====== ENTRIES PROVIDED

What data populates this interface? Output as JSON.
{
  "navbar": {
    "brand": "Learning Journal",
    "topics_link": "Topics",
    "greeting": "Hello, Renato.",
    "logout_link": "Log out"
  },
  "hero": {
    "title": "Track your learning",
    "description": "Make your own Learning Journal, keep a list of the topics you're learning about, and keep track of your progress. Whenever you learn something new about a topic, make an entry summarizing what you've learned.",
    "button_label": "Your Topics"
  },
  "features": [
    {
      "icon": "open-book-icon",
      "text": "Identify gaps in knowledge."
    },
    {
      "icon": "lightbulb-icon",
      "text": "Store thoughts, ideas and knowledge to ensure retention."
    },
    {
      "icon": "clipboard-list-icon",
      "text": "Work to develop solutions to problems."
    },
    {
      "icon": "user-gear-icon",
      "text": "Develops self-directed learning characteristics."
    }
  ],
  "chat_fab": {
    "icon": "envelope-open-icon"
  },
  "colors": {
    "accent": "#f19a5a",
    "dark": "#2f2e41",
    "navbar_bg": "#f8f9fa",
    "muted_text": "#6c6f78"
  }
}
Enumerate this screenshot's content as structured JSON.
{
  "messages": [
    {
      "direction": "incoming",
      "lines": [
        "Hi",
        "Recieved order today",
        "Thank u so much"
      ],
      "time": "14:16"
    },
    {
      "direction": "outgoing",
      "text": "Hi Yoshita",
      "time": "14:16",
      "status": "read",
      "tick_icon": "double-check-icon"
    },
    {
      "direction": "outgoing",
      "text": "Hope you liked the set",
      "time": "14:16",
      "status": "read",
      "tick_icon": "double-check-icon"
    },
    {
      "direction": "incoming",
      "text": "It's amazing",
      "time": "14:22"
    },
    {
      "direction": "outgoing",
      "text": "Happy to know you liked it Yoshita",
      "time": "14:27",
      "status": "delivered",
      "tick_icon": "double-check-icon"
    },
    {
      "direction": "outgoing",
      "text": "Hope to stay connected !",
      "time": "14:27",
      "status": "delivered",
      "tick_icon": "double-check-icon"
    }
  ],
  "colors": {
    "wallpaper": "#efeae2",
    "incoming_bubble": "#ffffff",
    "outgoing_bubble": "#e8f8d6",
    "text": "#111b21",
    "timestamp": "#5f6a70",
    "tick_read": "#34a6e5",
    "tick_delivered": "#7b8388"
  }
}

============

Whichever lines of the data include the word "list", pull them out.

    "description": "Make your own Learning Journal, keep a list of the topics you're learning about, and keep track of your progress. Whenever you learn something new about a topic, make an entry summarizing what you've learned.",
      "icon": "clipboard-list-icon",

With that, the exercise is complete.